This week, along with many others, we attended the RSA Conference 2024 at the Moscone Center in San Francisco. We were surprised at how few companies highlighted XDR marketing campaigns, especially compared to the activity at RSAC 2023. Unsurprisingly, Artificial Intelligence (AI) was the more prominent marketing message. We also saw a power-play by security heavy-weight Palo Alto Networks; It decided not to attend RSAC 2024 and instead held a mini-conference of its own at its headquarters to highlight its new AI-related offerings. And, last, we saw a change in how Observability companies position themselves somewhat more as Security companies than they had in the past.

XDR. A year ago, we think the CyberSecurity industry was looking for a new acronym to glom onto, following all the excitement and traction of SASE, and collectively, that was XDR. This year, though, the excitement died down somewhat. Perhaps that’s because XDR is hard to define (and some describe it as quite similar to EDR, NDR and SIEM), or perhaps because AI sucked up all the marketing and product development budgets leading into RSAC24. Trellix, interestingly, was very prominently marketing XDR, while companies like Fortinet, Cisco and Palo Alto barely mentioned it.

AI. Since ChatGPT was released about half a year before RSAC23, it and many Generative AI technologies have been rapidly adopted by many industries. This week, and in the weeks running up to RSAC24, we saw numerous Cyber companies announce initiatives that can be put into perhaps two categories: (a) AI for Security and (b) Security for AI. For instance, in mid-April, Cisco announced Hypershield, which is described as an impressive, new type of firewall that leverages AI. Likewise, in early April, Fortinet announced at its partner conference, its FortiAI capabilities. And this week, some twenty miles from the RSAC24 show, Palo Alto Networks announced AI Access, AI SPM, and AI Runtime, as well as AI enhancements coming to existing products; these are in beta and expected to be available in 2H24.

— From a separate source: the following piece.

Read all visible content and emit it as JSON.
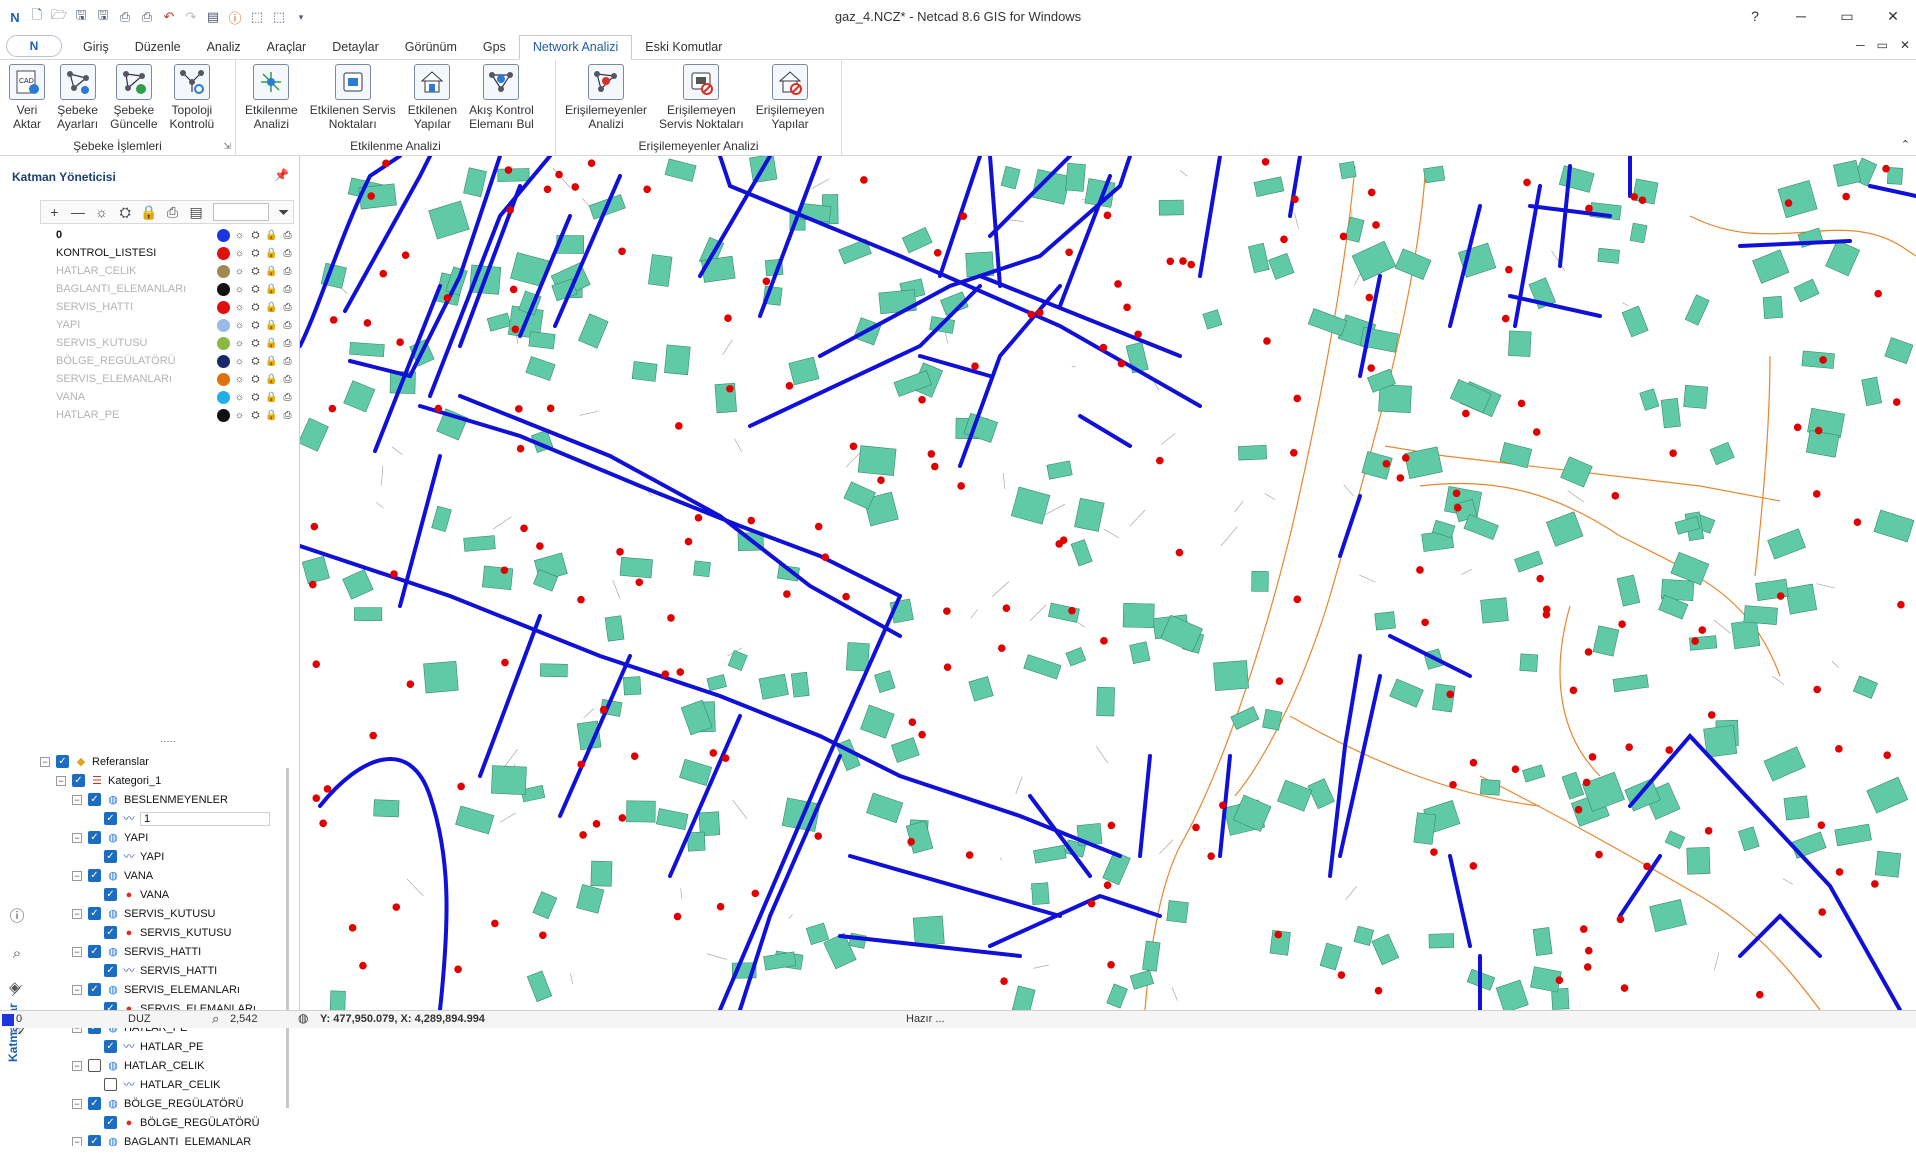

Observability. Since Cisco closed on the acquisition of Splunk, tying it for first place with Palo Alto Networks in the total Security market defined by the various Security market segments we track, we’ve seen both Cisco and others emphasize Observability more while, at the same time, Cisco is associating Splunk with Security. Take, for instance, privately-held, hyper-growth startup Cribl, which just surpassed the $100M Annual Recurring Revenue (ARR) benchmark recently was a prominent vendor at RSAC24, highlighting its security capabilities while on stage with two other security companies (Armis and Cato Networks). On the other hand, Cribl also heavily marketed its new “Data Engine for IT and Security” vision in meetings with the fast-growing vendor, calling its Cribl Lake product which expands beyond security and observability as its “act two,” in its evolution as a company.